▶ _Work order_:
An exact copy of every record is the required answer.

▶ _Information given_:
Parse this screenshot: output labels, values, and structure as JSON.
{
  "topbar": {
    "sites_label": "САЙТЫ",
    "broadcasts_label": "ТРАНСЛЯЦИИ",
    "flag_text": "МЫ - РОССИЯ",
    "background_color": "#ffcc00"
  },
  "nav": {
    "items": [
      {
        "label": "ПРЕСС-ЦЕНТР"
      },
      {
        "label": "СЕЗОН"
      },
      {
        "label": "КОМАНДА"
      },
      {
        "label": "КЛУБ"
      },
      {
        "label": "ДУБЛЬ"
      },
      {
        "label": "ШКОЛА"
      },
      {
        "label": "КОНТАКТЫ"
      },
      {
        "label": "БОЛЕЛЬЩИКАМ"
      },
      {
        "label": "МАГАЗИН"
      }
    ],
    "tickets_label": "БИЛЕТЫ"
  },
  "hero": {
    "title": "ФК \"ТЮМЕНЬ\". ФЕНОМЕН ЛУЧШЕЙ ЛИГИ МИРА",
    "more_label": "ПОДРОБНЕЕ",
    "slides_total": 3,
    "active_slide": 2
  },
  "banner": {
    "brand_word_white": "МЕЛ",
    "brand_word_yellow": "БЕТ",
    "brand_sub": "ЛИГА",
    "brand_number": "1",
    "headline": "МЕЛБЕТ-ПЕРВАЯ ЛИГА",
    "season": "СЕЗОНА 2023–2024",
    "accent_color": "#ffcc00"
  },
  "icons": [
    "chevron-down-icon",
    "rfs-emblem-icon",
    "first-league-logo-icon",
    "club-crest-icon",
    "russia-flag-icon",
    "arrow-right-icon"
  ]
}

▶ _Result below_:
Parse this screenshot: output labels, values, and structure as JSON.
{
  "topbar": {
    "sites_label": "САЙТЫ",
    "broadcasts_label": "ТРАНСЛЯЦИИ",
    "flag_text": "МЫ - РОССИЯ",
    "background_color": "#ffcc00"
  },
  "nav": {
    "items": [
      {
        "label": "ПРЕСС-ЦЕНТР"
      },
      {
        "label": "СЕЗОН"
      },
      {
        "label": "КОМАНДА"
      },
      {
        "label": "КЛУБ"
      },
      {
        "label": "ДУБЛЬ"
      },
      {
        "label": "ШКОЛА"
      },
      {
        "label": "КОНТАКТЫ"
      },
      {
        "label": "БОЛЕЛЬЩИКАМ"
      },
      {
        "label": "МАГАЗИН"
      }
    ],
    "tickets_label": "БИЛЕТЫ"
  },
  "hero": {
    "title": "ФК \"ТЮМЕНЬ\". ФЕНОМЕН ЛУЧШЕЙ ЛИГИ МИРА",
    "more_label": "ПОДРОБНЕЕ",
    "slides_total": 3,
    "active_slide": 2
  },
  "banner": {
    "brand_word_white": "МЕЛ",
    "brand_word_yellow": "БЕТ",
    "brand_sub": "ЛИГА",
    "brand_number": "1",
    "headline": "МЕЛБЕТ-ПЕРВАЯ ЛИГА",
    "season": "СЕЗОНА 2023–2024",
    "accent_color": "#ffcc00"
  },
  "icons": [
    "chevron-down-icon",
    "rfs-emblem-icon",
    "first-league-logo-icon",
    "club-crest-icon",
    "russia-flag-icon",
    "arrow-right-icon"
  ]
}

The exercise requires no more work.